It spoke volumes when Jesus responded simply, “I want to.”
God still desires to heal today. 3 John 1:2 reminds us that God desires for us to be healthy: “Beloved, I pray that all may go well with you and that you may be in health; I know that it is well with your soul.”
In the Leper’s case, Jesus instantly healed by a simple touch. What Jesus said next is crucial for us. He told the leper to go to the priest to be examined, and then the healed man was to give a public testimony of his cure.
I suspect Jesus did this for a couple of reasons. If there was any lingering doubt in the leper’s mind, Jesus knew the priest would declare him to be cured. Faith comes by hearing, and by hearing himself declared healed, it would bolster his faith. Then he was to publicly tell about his healing as a testimony of what Jesus had done for him to bolster others’ faith.
I have to wonder if it was difficult for the leper to come to terms with what Jesus had done for him?
He had been accustomed to being a leper and then was instantaneously given a new identity of a clean man. I wonder if that took a while to settle within him. It did for us after my husband was declared to “have no evidence of disease.”
I wonder if it was difficult for him to share with others? “What if the leprosy returned? What if they didn’t believe him?”
We struggled as well: the doctors didn’t declare my husband cured, despite the lack of evidence of disease, so we had a choice to make. We could choose to hang on to doubt or choose to believe that God had performed a miracle and then share our testimony with others to encourage their faith.
We chose to believe God and shared it with all who would listen. Mostly we wanted to encourage others. God does not play favorites. If He healed my husband, He would do it for others too.
When God does something life-changing in our lives, He does so not only for our benefit but for His glory. We owe it to Him and to others to testify to His goodness.
That’s how we defeat the enemy of our souls. “They triumphed over him by the blood of the Lamb and by the word of their testimony” (Revelation 12:11).
When God steps in and intervenes in your life, will you testify about it to others?
I’d love to hear about God’s goodness in your life in the comments below.
Because of Him, #HopePrevails!
(If you have a question you’d like Dr. B to answer, contact her here now. Your name and identity will be kept confidential.)
A short brief about Hope Prevails.
Insights from a Doctor’s Personal Journey through Depression
Dr. Michelle Bengtson
Speaking from personal and professional experience, a neuropsychologist unpacks what depression is, shows how it affects us spiritually, and offers hope for living the abundant life.
Neuropsychologist Offers Hope to Those Struggling with Depression
-By 2020, depression will be our greatest epidemic worldwide
- An estimated 350 million people worldwide suffer from some form of depression
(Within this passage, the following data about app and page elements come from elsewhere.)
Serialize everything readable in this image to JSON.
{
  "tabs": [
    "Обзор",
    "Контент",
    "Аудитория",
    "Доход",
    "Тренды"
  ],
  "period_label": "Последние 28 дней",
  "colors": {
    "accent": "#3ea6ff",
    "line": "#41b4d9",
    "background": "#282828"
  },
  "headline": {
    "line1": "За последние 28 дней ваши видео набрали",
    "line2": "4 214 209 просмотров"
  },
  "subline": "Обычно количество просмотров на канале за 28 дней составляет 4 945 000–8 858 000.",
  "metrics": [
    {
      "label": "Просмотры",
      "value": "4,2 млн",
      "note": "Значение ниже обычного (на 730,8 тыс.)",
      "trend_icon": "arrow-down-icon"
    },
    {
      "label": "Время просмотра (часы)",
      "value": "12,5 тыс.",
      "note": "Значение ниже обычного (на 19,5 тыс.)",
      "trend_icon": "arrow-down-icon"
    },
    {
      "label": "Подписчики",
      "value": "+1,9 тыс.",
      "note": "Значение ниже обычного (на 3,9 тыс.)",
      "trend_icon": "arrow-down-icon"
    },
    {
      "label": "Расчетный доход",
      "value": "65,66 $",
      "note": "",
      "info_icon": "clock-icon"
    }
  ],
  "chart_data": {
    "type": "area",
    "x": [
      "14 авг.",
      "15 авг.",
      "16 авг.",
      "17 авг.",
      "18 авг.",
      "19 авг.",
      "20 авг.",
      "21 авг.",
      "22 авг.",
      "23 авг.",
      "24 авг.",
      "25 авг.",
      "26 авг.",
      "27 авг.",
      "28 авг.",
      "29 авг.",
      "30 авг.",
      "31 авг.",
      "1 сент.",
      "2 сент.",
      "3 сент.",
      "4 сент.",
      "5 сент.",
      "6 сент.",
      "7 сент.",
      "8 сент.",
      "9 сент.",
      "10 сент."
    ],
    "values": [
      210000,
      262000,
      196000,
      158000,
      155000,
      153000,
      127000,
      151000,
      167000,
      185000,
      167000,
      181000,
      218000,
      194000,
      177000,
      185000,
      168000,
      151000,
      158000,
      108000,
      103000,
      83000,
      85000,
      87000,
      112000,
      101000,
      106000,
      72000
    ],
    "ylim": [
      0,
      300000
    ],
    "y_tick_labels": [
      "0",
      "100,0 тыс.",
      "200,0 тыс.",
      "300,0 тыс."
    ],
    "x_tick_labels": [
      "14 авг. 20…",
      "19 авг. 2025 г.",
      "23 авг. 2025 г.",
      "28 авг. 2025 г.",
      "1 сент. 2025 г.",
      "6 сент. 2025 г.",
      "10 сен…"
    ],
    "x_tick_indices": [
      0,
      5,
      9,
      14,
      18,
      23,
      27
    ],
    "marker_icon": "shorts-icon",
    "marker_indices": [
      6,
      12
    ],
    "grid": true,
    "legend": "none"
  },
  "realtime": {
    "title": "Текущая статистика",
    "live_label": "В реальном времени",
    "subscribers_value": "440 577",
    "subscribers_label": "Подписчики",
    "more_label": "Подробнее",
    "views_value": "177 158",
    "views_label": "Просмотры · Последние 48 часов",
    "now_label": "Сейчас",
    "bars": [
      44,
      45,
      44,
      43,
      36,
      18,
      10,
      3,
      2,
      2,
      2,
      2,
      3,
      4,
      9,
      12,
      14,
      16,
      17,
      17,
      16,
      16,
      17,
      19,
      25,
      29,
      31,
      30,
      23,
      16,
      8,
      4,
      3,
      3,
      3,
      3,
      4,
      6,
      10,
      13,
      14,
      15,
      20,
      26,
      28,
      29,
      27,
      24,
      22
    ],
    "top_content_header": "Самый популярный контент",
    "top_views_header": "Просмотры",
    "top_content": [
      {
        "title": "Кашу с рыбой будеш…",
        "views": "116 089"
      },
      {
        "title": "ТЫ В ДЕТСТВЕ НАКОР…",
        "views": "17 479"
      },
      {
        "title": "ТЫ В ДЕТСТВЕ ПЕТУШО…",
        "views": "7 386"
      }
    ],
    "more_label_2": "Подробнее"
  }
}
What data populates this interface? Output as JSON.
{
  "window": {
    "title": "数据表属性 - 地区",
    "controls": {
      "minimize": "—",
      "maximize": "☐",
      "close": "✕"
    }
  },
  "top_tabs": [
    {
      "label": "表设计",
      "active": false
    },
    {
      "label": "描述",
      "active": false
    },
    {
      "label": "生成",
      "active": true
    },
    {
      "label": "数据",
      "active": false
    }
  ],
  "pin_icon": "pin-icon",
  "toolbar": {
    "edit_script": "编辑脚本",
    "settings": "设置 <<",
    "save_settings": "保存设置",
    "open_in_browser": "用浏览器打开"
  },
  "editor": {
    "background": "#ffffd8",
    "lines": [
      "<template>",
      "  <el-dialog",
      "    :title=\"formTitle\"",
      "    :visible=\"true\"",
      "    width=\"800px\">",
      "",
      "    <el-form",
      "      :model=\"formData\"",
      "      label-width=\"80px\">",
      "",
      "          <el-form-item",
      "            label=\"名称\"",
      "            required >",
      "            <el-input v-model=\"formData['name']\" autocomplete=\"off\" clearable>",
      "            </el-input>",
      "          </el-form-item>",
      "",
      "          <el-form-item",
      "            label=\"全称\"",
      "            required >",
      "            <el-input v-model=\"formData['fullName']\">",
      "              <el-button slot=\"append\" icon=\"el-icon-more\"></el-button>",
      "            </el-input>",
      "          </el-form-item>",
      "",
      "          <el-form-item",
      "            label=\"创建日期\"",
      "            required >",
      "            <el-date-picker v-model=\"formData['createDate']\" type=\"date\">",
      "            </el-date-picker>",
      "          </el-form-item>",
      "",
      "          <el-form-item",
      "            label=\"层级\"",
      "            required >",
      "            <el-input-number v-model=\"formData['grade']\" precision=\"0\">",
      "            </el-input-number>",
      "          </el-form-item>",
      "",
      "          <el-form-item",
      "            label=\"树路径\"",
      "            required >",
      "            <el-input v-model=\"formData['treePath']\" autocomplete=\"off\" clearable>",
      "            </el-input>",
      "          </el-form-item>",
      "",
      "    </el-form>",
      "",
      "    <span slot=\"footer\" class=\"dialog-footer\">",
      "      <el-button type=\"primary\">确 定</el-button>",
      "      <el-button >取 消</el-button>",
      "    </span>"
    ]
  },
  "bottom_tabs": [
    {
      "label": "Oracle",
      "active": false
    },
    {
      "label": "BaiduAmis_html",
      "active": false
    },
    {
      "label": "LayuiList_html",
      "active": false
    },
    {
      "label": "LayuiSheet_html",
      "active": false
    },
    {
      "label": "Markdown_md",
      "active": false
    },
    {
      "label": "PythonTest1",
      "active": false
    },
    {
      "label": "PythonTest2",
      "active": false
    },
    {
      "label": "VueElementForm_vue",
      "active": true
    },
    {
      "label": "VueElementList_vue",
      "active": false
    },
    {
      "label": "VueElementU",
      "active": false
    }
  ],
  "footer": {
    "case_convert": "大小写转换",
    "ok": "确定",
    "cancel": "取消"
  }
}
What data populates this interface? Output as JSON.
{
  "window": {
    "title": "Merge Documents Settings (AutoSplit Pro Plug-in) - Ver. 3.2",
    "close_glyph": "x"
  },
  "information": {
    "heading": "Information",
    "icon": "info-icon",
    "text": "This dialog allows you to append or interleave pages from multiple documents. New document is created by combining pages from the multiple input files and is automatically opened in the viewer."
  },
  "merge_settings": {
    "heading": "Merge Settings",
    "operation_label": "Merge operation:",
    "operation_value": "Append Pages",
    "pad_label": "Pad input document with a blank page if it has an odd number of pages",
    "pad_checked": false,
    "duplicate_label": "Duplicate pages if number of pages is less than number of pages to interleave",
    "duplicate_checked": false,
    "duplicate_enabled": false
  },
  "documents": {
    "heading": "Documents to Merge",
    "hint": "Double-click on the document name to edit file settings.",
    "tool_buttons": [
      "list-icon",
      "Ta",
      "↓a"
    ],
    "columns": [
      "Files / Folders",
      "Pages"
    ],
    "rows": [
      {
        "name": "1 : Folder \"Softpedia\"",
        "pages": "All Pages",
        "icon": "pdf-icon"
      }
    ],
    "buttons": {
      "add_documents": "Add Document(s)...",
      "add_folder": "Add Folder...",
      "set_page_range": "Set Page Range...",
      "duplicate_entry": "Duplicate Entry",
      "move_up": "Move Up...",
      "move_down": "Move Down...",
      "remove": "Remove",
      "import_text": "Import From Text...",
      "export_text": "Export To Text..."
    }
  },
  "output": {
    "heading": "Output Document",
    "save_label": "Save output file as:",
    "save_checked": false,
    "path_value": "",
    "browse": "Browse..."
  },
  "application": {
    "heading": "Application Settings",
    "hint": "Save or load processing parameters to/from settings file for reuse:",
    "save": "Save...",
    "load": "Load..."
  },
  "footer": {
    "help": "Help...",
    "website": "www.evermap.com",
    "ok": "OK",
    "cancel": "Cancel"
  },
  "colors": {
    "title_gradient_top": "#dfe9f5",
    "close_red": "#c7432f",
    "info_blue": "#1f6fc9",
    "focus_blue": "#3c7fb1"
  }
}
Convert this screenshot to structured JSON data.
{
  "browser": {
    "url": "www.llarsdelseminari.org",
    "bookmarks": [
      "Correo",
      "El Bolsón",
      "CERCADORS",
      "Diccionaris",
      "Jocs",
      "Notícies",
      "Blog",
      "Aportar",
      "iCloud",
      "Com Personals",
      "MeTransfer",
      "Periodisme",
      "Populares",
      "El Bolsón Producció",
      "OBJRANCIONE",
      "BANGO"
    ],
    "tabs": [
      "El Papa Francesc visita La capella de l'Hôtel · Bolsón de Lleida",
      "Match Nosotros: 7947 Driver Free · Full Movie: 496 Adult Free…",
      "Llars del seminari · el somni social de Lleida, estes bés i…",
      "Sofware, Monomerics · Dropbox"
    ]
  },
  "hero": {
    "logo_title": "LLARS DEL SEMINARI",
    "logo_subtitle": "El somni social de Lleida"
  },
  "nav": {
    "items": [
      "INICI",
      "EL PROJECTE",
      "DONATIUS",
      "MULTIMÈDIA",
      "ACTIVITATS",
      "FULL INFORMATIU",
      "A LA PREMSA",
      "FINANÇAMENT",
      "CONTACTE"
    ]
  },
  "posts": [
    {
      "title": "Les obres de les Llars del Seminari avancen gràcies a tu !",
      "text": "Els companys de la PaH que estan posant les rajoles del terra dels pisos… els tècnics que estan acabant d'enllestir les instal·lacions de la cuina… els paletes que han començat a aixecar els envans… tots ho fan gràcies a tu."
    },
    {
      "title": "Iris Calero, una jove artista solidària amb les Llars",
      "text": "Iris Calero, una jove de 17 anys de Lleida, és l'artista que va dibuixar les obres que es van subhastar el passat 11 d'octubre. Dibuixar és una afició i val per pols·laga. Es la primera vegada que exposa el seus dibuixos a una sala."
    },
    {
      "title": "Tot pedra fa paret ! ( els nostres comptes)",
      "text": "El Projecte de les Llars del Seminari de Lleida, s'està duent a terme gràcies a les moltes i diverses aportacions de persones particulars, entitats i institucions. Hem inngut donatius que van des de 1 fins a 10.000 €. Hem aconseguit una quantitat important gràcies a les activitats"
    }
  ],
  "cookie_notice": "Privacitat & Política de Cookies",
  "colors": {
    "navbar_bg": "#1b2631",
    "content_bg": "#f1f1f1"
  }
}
- As with the bestselling My Stroke of Insight, the author experienced the same condition she treats
- Helpful features include personal stories, biblical truths, prayers, and music recommendations
In Hope Prevails, Dr. Bengtson writes with deep compassion and empathy, blending her extensive training and faith, to offer readers a hope that is grounded in God’s love and grace. She helps readers understand what depression is, how it affects them spiritually, and what, by God’s grace, it cannot do. The result is a treatment plan that addresses the whole person—not just chemical imbalances in the brain.
For those who struggle with depression and those that want to help them, Hope Prevails offers real hope for the future.
Hope Prevails is available now wherever books are sold. To find out more, see: http://drmichellebengtson.com/hope-prevails-book/.